In 1980, I found I was constantly fatigued and kept stumbling about as if I was drunk, falling over for no apparent reason. I broke my ribs twice. I continued to stumble about, refusing to give in, until my wife Margaret insisted that I went to visit our family Doctor.
After some tests he told me that he wanted me to go into hospital. I told him, angrily, that no way was I going into any ruddy hospital as I was far too busy working on my farm to indulge in the 'luxury' of spending time idle in bed.
My GP told me bluntly that he suspected that I could have a tumour on my spine, which if not seen to could develop into something serious. So I reluctantly agreed to go into hospital, but only after I had completed our spring work. Once in hospital I was told that they had some good news, and some not so good news. The good news was that I didn't have a spinal tumour, but they were 99% sure that I had Multiple Sclerosis. Further tests, such as a lumbar puncture, proved this was true.
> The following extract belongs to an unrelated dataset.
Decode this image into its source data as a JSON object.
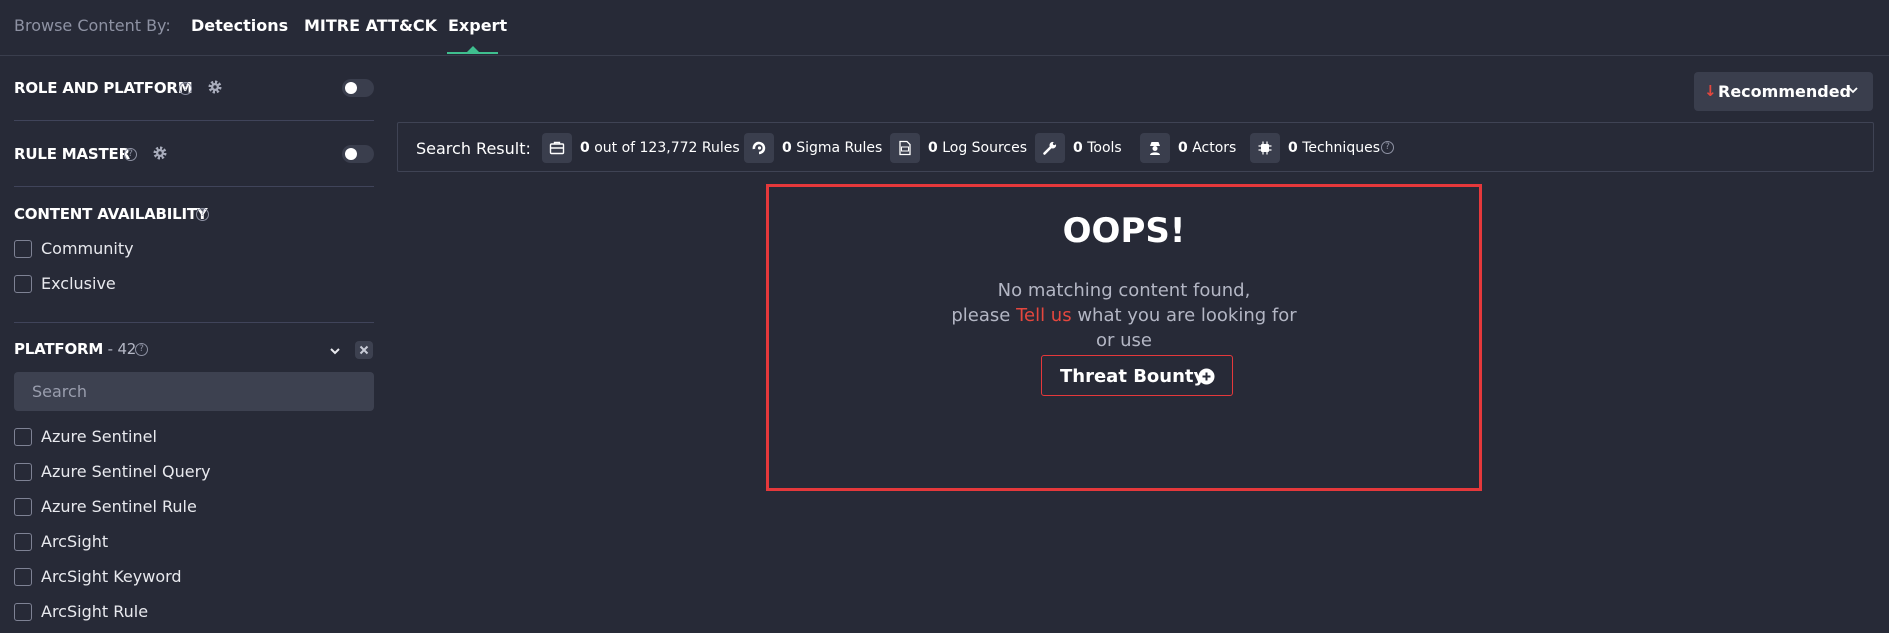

Unfortunately my condition deteriorated. And a few years later, they also diagnosed that I had prostate cancer and diabetes.
Of course, I fought hard not to let these stupid ailments stop me working and tried all sorts of remedial treatments, including HBO (Hyberaric Oxygen).
After I was diagnosed with cancer, the neurologist prescribed morphine sulphate, which did helped more than the usual pain relievers like paracetamol. But then I read an article in the press about Jeff Ditchfield, who wanted to open an Amsterdam-type 'coffee shop' in Rhyl from where, on receipt of a Doctor's letter confirming that one does have MS, pure cannabis could be obtained, free of charge.
I have been lobbying MPs for a number of years to have cannabis legalised for people with MS who experience great pain. I used to be a local councillor, and appeared on the front page of our Daily Post with my photograph and a headline in block capitals that read 'Ex-councillor wants cannabis legalised'!
I think it's most unfair that people with MS who want to use cannabis for pain relief have to go to some backstreet drug supplier to obtain it. I have been taking cannabis four times a day for a few months now and the effects have been excellent, improving my quality of life tremendously. I have no hesitation in recommending cannabis to others with MS or cancer.
I read a statement which was issued by the House of Lords two years ago which stated: 'We now have sufficient evidence to convince us that a doctor should be able to prescribe cannabis (taken orally, not smoked) legitimately to an MS patient without fear of prosecution'. Yet still it remains unavailable to many of us who could benefit from it.
More information about the medicinal use of cannabis is available at www.helpcannabisresearch.org.